by Danielle Palmer

Picture this: You’re upset with your husband/wife (again). You’re frustrated/hurt/annoyed and decide it’s time for a conversation. Maybe this conversation is long overdue, or maybe you’ve had it several times. You’re struggling on how to get the words out, because quite frankly, you’re over it. You wish you didn’t even have to have the conversation. You are most definitely not alone in this feeling. In fact, most of the couples I work with talk about this exact situation. The problem is, once we reach this level of frustration, we typically engage in battling our partner.

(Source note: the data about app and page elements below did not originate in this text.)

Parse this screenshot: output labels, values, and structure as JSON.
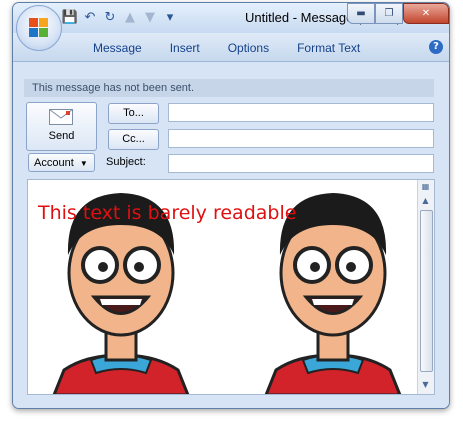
{
  "window": {
    "title": "Untitled - Message (HTML)",
    "minimize_icon": "minimize-icon",
    "maximize_icon": "restore-icon",
    "close_icon": "close-icon"
  },
  "quick_access": [
    "save-icon",
    "undo-icon",
    "redo-icon",
    "previous-item-icon",
    "next-item-icon",
    "customize-qat-icon"
  ],
  "ribbon": {
    "tabs": [
      "Message",
      "Insert",
      "Options",
      "Format Text"
    ],
    "help_label": "?"
  },
  "compose": {
    "notice": "This message has not been sent.",
    "send_label": "Send",
    "to_label": "To...",
    "cc_label": "Cc...",
    "account_label": "Account",
    "subject_label": "Subject:",
    "to_value": "",
    "cc_value": "",
    "subject_value": ""
  },
  "message_body": {
    "text": "This text is barely readable",
    "text_color": "#e01010",
    "image_count": 2
  },
  "colors": {
    "accent": "#15428b",
    "frame": "#d4e3f4"
  }
}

Humans are interesting creatures- selfish by nature. We try to work this out of our system when we’re young: parents try to teach their children to share, teachers assign group projects in school. Even with these valiant efforts, selfish tendencies make themselves present in our vulnerable states, like arguing with a partner. We often become hyperfocused on our individual needs: to get our point across, to defend our thoughts/feelings, that we forget to listen and approach the conversation with better intentions. It’s as if you walked into the conversation with a sword in one hand, a shield in the other, ready for battle.

The Sword

I want you to think of the sword as it is in this metaphor, a weapon. When using a sword in communication, the intention is to be right, to win, dominate, or blame. Often times, people do this without even realizing, or it doesn’t begin that way, but with emotions getting involved, that is the direction is goes. When talking to your partner, I want you to ask yourself, “Is my sword drawn?” Acknowledging your sword is drawn is one part, but the other is realizing the damage that may have been caused if you actually used it. If in that conversation, you used your weapon on your partner (maybe you brought up something from that past that didn’t add value to the conversation, made a snarky remark, or blamed them for your feelings/actions), it’s as if you figuratively swung your sword at them. This kind of battling can cause emotional damage in your relationship. These figurative jabs cause real pain and may lead to unhealthy defense mechanisms.

The Shield

One of these unhealthy defense mechanisms takes place as the shield. When using a shield in communication, the intention is to defend, deflect, and protect. Although it doesn’t sound as bad as the sword, the shield can also cause damage. When we are trying so hard to defend ourselves, we don’t hear our partner- we aren’t in the mindset of working together, we’re battling. I often see people initiate their conversation with a shield already drawn- they’re preparing for the battle before it even began…and whether you realize it or not, that shield is felt on the other side.  The person you’re talking to can feel your defenses rise and it sets the tone for the conversation (a.k.a battle).

Conversating v Battling

So, how do you have a tough conversation without using the sword and shield? I’ll be honest, if the weapons and defenses are your natural tendencies, putting them down will be challenging (not impossible). As cliché as it sounds, the first step is recognizing your usage of them. Begin analyzing your communication patterns. Are you someone who commonly grabs for their sword? Do you always have your shield up, unable to let someone in and hear them in return? Or, are you a combination of both? That awareness is crucial in working on your communication. Once you have an understanding of this, I want you to envision that battlefield. Imagine you’re in this field with weapons and shields all for your choosing. Sitting beside those options is a log- a small space for you and someone else to sit. That log is also an option… and what that option is, is a conversation, not a battle. That log is for two people to sit and talk about their feelings/thoughts/wants- whatever they need to discuss, free from the items used for battle. At that log, people feel heard, they communicate without blame, and they let their walls down by being vulnerable. When you are sitting on the log, it’s important to own your feelings (not blame your partner for them) and help them understand what it is that you want or don’t want. Every time you enter a conversation with someone, especially a difficult one, you have a choice to make: sword, shield, or log. Which one will you choose today?

If you would like to discuss these communication patterns and/or defense mechanisms, I’d be more than happy to work with you. It may also be helpful to spend some time discussing how to effectively remain “sitting on the log” when having a difficult conversation and what your natural tendencies seem to be. Feel free to schedule an appointment online if you would like to discuss more. You can book your appointment at or by calling 618.302.1466.